In stark contrast, the wealth and profits of expert professionals and financial institutions keep on growing, in spite of the booms and busts. So many households and families are desperately in need of honest and trustworthy financial advice but are scared to access it as they have a consistent experience of betrayal.
I also think society has made us confuse our needs, comforts and luxuries. A holiday is not a luxury, when someone has to spend a whole year in debt thereafter to pay for it. Once I witnessed a five year old girl in a supermarket with her mother who had given her some pocket money. She was confused by the array of choices and had to decide between what she really needed and what was on offer but unworthy or unaffordable. We all need to be like this parent – set the right habits early on and be the example of prudence for children so that they learn about thrift and saving, rather than debt and excess. This will not come in any textbook. However, good habits are a critical life skill which need to be nurtured long before bad habits are encouraged by credit card marketing – the buy now, pay later society is ruining our health and well-being.

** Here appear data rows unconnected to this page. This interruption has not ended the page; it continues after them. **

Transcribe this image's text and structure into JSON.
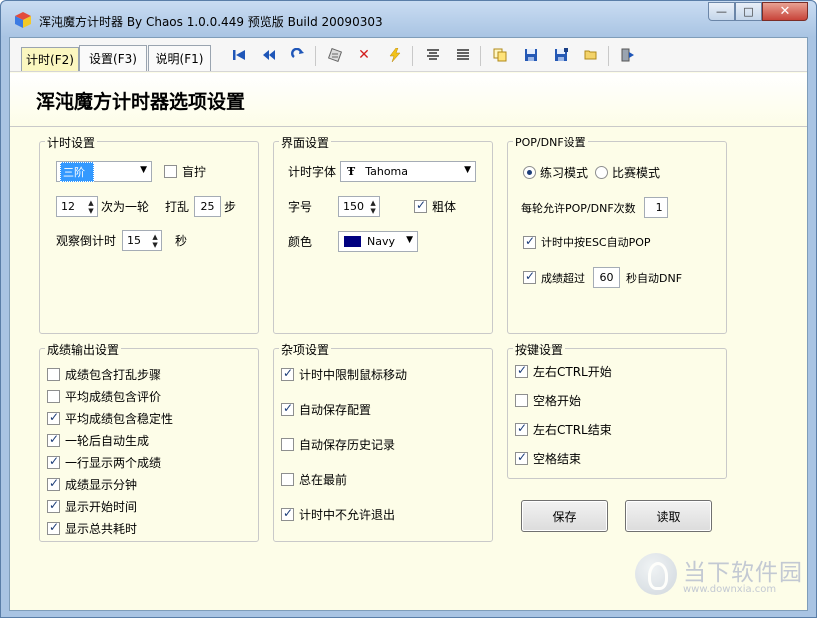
{
  "window": {
    "title": "浑沌魔方计时器 By Chaos 1.0.0.449 预览版 Build 20090303",
    "minimize_symbol": "—",
    "maximize_symbol": "□",
    "close_symbol": "✕"
  },
  "tabs": [
    {
      "label": "计时(F2)",
      "active": true
    },
    {
      "label": "设置(F3)",
      "active": false
    },
    {
      "label": "说明(F1)",
      "active": false
    }
  ],
  "toolbar_icons": [
    "skip-to-start-icon",
    "rewind-icon",
    "redo-icon",
    "scramble-icon",
    "delete-icon",
    "lightning-icon",
    "align-lines-icon",
    "list-lines-icon",
    "copy-icon",
    "save-icon",
    "save-as-icon",
    "open-folder-icon",
    "exit-icon"
  ],
  "page_title": "浑沌魔方计时器选项设置",
  "timer_settings": {
    "title": "计时设置",
    "puzzle_value": "三阶",
    "blind_label": "盲拧",
    "blind_checked": false,
    "rounds_value": "12",
    "rounds_label": "次为一轮",
    "scramble_label": "打乱",
    "scramble_value": "25",
    "scramble_unit": "步",
    "inspect_label": "观察倒计时",
    "inspect_value": "15",
    "inspect_unit": "秒"
  },
  "interface_settings": {
    "title": "界面设置",
    "font_label": "计时字体",
    "font_value": "Tahoma",
    "size_label": "字号",
    "size_value": "150",
    "bold_label": "粗体",
    "bold_checked": true,
    "color_label": "颜色",
    "color_value": "Navy",
    "color_hex": "#000080"
  },
  "pop_settings": {
    "title": "POP/DNF设置",
    "mode_practice": "练习模式",
    "mode_competition": "比赛模式",
    "practice_selected": true,
    "pop_per_round_label": "每轮允许POP/DNF次数",
    "pop_per_round_value": "1",
    "esc_pop_label": "计时中按ESC自动POP",
    "esc_pop_checked": true,
    "auto_dnf_label": "成绩超过",
    "auto_dnf_value": "60",
    "auto_dnf_suffix": "秒自动DNF",
    "auto_dnf_checked": true
  },
  "output_settings": {
    "title": "成绩输出设置",
    "items": [
      {
        "label": "成绩包含打乱步骤",
        "checked": false
      },
      {
        "label": "平均成绩包含评价",
        "checked": false
      },
      {
        "label": "平均成绩包含稳定性",
        "checked": true
      },
      {
        "label": "一轮后自动生成",
        "checked": true
      },
      {
        "label": "一行显示两个成绩",
        "checked": true
      },
      {
        "label": "成绩显示分钟",
        "checked": true
      },
      {
        "label": "显示开始时间",
        "checked": true
      },
      {
        "label": "显示总共耗时",
        "checked": true
      }
    ]
  },
  "misc_settings": {
    "title": "杂项设置",
    "items": [
      {
        "label": "计时中限制鼠标移动",
        "checked": true
      },
      {
        "label": "自动保存配置",
        "checked": true
      },
      {
        "label": "自动保存历史记录",
        "checked": false
      },
      {
        "label": "总在最前",
        "checked": false
      },
      {
        "label": "计时中不允许退出",
        "checked": true
      }
    ]
  },
  "key_settings": {
    "title": "按键设置",
    "items": [
      {
        "label": "左右CTRL开始",
        "checked": true
      },
      {
        "label": "空格开始",
        "checked": false
      },
      {
        "label": "左右CTRL结束",
        "checked": true
      },
      {
        "label": "空格结束",
        "checked": true
      }
    ]
  },
  "buttons": {
    "save": "保存",
    "load": "读取"
  },
  "watermark": {
    "text": "当下软件园",
    "url": "www.downxia.com"
  }
}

There’s a difference between expense and investment, which people often fail to understand. Paying for a high-class suit may be an expense, whereas education and training can be an investment if it leads to better jobs or professional skills. At present students are being asked to borrow for their University education which is a big debt burden early on in life. However, if they can use this debt to work hard on their studies and build a disciplined financial character, it can be a good thing in terms of a long-term return on investment.
Understanding and accepting death can help us come to terms with our insecurities, materialism and greed – we will not be able to take our money with us. The Jains have a profound philosophy of death, which helps them build significant self-discipline in life, including in our relationship with money. There is no wealth but life, as Ruskin famously said. Choosing the path of an academic and community leader was not difficult for me once I understood the limits of a materialistic lifestyle. For me wealth comes from seeing a student grow in confidence, or when I conduct research which helps transform public understanding. If it requires courage and a public conscience, I credit my Jain roots and upbringing. For our monks to give up everything in search of learning, meditation and reflection sets a very high example for our business leaders. The Jain historical record shows that such a disciplined and ethical personal life leads to sustained wealth creation and fulfilment. Let’s not neglect good culture, awareness and habits relating to money. They can save us from a lot of pain and deceit.
This interview was first published here: https://www.bbc.co.uk/programmes/m000yldz